··· DATA RECORDS ···

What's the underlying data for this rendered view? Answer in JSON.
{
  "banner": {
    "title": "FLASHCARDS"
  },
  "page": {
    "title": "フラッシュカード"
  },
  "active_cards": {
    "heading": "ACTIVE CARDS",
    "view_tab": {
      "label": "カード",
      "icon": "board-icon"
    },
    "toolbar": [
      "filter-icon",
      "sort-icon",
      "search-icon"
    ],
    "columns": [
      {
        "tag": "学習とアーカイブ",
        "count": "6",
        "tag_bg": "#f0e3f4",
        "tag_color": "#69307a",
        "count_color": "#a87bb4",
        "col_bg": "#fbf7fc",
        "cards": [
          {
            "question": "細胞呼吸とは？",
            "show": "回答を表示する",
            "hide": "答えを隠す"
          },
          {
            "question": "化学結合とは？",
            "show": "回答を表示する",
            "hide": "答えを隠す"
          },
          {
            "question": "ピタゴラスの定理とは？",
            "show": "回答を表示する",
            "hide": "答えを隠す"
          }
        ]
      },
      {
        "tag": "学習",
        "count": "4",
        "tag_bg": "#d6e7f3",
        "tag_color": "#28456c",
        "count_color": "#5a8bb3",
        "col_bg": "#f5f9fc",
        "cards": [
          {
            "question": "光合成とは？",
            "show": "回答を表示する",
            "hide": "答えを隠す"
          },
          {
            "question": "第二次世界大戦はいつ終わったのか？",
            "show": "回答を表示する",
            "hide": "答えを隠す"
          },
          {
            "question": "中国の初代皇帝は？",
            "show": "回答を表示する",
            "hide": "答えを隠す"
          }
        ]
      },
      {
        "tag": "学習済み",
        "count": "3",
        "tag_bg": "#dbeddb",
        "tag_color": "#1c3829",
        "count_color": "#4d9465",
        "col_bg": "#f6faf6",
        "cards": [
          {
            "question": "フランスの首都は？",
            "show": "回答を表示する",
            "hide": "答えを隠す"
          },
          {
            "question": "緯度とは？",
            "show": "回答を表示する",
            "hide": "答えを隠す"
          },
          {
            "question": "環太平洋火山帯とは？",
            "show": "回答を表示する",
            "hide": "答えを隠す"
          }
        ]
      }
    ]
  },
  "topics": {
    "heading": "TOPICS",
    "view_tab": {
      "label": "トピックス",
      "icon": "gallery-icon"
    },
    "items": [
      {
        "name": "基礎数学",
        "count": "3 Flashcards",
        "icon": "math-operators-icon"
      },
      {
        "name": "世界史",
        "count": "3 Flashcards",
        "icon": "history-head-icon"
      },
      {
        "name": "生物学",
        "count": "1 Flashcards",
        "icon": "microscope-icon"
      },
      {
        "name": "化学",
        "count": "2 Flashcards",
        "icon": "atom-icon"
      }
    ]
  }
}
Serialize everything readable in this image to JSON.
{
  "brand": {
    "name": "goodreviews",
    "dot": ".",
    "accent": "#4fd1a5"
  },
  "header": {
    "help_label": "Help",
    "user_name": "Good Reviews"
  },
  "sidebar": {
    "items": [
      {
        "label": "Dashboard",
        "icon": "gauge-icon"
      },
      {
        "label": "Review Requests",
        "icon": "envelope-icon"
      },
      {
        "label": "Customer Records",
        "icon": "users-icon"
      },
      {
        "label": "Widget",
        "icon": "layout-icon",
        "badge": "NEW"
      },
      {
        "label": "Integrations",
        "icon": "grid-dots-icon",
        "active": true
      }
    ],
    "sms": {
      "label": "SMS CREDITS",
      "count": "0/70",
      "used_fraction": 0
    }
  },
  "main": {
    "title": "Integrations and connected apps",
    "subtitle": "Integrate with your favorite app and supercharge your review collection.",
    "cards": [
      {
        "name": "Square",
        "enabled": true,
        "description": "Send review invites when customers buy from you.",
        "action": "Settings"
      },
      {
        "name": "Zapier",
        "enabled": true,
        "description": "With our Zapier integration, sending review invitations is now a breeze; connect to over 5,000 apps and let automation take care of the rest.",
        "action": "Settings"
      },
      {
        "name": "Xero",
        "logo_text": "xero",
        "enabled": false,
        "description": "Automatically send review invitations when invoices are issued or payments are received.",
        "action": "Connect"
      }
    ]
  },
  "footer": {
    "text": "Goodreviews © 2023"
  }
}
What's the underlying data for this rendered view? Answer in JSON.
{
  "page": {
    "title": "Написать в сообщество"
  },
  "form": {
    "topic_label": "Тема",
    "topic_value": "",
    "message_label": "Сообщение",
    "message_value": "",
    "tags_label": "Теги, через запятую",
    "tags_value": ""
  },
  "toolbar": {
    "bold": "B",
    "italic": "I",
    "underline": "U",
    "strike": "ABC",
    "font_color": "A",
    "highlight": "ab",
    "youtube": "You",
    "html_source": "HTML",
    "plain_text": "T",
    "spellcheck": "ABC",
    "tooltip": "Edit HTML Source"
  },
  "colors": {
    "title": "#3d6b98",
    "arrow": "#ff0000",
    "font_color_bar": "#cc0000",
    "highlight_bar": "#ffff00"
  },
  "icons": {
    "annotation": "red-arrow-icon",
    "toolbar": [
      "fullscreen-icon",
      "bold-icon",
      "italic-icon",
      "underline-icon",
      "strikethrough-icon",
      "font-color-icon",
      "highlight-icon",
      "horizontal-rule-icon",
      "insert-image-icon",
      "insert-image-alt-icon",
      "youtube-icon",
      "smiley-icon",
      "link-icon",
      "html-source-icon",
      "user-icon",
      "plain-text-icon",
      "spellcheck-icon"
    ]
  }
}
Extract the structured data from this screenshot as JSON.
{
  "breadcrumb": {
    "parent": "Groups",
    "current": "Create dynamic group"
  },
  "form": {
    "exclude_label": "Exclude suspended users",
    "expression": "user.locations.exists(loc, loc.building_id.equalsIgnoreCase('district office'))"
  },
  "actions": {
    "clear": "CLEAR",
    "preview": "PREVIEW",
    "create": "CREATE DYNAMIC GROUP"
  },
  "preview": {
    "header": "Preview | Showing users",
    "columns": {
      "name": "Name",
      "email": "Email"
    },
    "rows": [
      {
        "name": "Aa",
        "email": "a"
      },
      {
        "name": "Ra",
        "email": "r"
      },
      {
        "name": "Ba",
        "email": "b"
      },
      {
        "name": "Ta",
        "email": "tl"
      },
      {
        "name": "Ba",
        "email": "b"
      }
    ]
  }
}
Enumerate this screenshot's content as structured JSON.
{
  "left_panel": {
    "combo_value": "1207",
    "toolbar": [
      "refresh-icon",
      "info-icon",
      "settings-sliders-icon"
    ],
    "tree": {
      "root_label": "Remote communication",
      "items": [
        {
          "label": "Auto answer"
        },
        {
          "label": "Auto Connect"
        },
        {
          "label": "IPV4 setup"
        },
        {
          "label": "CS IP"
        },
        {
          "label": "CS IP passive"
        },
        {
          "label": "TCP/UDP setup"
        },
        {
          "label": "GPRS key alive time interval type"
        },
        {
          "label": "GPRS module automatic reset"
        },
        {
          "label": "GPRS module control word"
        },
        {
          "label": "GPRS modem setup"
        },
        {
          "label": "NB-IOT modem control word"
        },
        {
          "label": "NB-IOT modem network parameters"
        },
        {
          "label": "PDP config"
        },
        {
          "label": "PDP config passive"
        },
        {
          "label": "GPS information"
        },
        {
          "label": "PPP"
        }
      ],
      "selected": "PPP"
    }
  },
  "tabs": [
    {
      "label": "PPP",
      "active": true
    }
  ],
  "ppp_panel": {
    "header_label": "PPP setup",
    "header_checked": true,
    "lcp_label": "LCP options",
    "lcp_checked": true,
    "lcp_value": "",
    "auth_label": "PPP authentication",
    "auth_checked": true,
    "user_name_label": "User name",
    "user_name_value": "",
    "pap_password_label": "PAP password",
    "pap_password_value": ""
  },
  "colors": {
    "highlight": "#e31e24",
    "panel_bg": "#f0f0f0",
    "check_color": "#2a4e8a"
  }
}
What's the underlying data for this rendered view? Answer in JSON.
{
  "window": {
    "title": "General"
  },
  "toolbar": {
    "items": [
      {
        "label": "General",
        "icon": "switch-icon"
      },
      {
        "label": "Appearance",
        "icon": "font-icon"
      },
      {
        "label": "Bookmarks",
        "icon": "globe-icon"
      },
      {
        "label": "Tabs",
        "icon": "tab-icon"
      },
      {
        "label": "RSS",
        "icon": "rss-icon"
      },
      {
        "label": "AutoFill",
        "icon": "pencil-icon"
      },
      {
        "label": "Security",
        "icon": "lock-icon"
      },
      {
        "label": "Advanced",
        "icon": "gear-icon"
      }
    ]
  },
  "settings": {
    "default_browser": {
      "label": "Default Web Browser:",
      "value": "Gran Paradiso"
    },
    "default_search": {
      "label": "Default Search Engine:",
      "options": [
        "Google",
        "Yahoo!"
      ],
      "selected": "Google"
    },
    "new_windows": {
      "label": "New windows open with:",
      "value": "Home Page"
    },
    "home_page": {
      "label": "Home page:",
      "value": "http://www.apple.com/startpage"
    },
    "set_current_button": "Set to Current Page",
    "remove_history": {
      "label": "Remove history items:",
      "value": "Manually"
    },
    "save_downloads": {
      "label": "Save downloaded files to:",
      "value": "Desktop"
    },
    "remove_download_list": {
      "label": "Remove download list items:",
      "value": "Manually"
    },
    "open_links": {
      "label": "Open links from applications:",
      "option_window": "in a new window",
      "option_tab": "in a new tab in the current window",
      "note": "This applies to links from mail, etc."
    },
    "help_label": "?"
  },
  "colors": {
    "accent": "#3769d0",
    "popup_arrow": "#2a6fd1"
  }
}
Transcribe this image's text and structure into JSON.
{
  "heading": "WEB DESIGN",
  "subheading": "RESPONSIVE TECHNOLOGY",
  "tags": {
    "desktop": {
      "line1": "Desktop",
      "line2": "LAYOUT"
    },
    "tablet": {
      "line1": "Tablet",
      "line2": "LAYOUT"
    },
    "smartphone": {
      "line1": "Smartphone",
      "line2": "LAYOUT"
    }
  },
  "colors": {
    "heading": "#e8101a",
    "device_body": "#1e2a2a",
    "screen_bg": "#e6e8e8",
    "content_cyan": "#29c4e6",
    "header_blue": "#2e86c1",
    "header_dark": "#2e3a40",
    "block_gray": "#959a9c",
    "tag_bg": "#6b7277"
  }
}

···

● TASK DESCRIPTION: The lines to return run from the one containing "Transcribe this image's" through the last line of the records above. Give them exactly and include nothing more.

● WRITTEN REPLY:
Transcribe this image's text and structure into JSON.
{
  "heading": "WEB DESIGN",
  "subheading": "RESPONSIVE TECHNOLOGY",
  "tags": {
    "desktop": {
      "line1": "Desktop",
      "line2": "LAYOUT"
    },
    "tablet": {
      "line1": "Tablet",
      "line2": "LAYOUT"
    },
    "smartphone": {
      "line1": "Smartphone",
      "line2": "LAYOUT"
    }
  },
  "colors": {
    "heading": "#e8101a",
    "device_body": "#1e2a2a",
    "screen_bg": "#e6e8e8",
    "content_cyan": "#29c4e6",
    "header_blue": "#2e86c1",
    "header_dark": "#2e3a40",
    "block_gray": "#959a9c",
    "tag_bg": "#6b7277"
  }
}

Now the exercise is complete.